Two die in avalanche in the Tetons

Steve Romeo ran the website TetonAt.com. Andy Bardon

Two well-known backcountry skiers were killed on Wednesday in Wyoming's Grand Teton National Park. Park rangers found the bodies of Jackson Hole Mountain Resort employee Chris Onufer and ski mountaineer and blogger Steve Romeo on Thursday.

Grand Teton National Park rangers and Teton County Search and Rescue initiated the search after being notified that two skiers failed to return home on Wednesday. They found the car of the missing skiers late Wednesday night in a trailhead parking lot 10 miles north of Moran Junction. They began an aerial reconnaissance flight to Ranger Peak at sunrise on Thursday.

They located a large avalanche debris field on the slope of 11,355-foot Ranger Peak just before 9 a.m. and searchers aboard the helicopter received signals from two avalanche beacons. A physical search of the debris turned up the two missing skiers.

According to a release from Jackson Hole Mountain Resort, Onufer began working at the ski area in 1993 and most recently worked as the manager of the tram maintenance department and was an integral figure in the development and installation of the new tram, which opened in December 2008. "A class act and a quiet leader, Chris was humble and let his work and achievements speak for themselves, he will be missed by all at the Jackson Hole Mountain Resort and in the greater Jackson Hole and Teton Valley Communities," states the release.

Steve Romeo was an avid ski mountaineer and randonee racer who ran a popular backcountry skiing blog, TetonAT.com. "There were two things that made Steve Romeo tick -- skiing and the Tetons," Romeo's friend and ski partner Zahan Billimoria told ESPN. "He was the consummate skier whose whole life revolved around making turns.
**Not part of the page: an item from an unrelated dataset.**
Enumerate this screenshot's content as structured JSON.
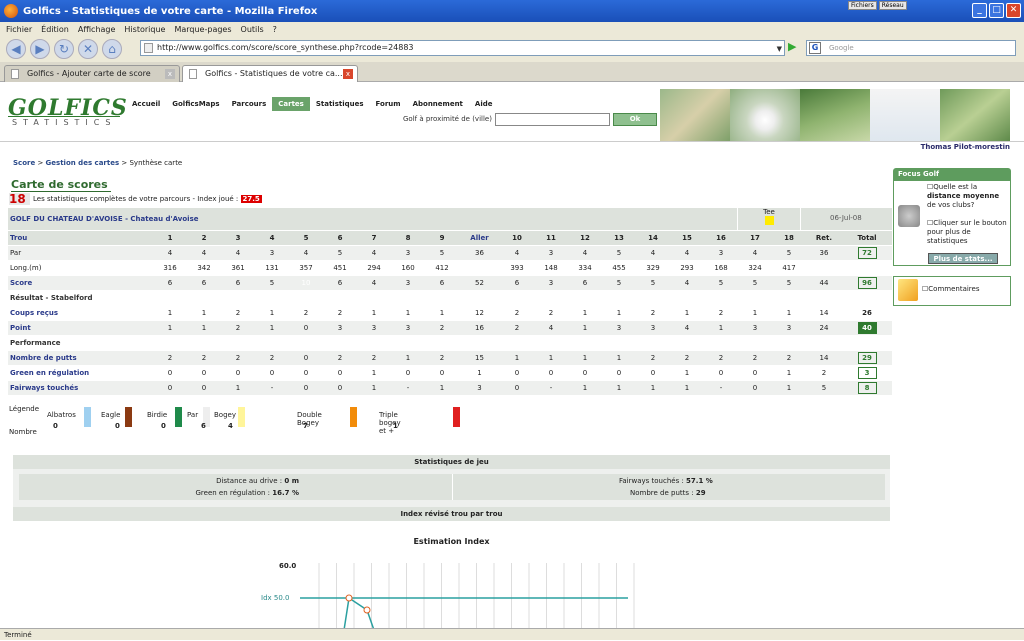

It was really the wildness that I think he loved in the whole thing, the liberty to put your track wherever you want, to make your own choice about how to approach mountains. He made backcountry skiing cool. And if you were a Teton skier -- then he really made you feel the pride."

The avalanche danger was listed as moderate on Wednesday afternoon, according to the Bridger-Teton National Forest avalanche center. This tragedy brings the avalanche fatality number for the U.S. to 27 for this season.

"Our thoughts and prayers go out to Chris and Steve's family and friends," said the release from Jackson Hole. "Please keep them in your thoughts."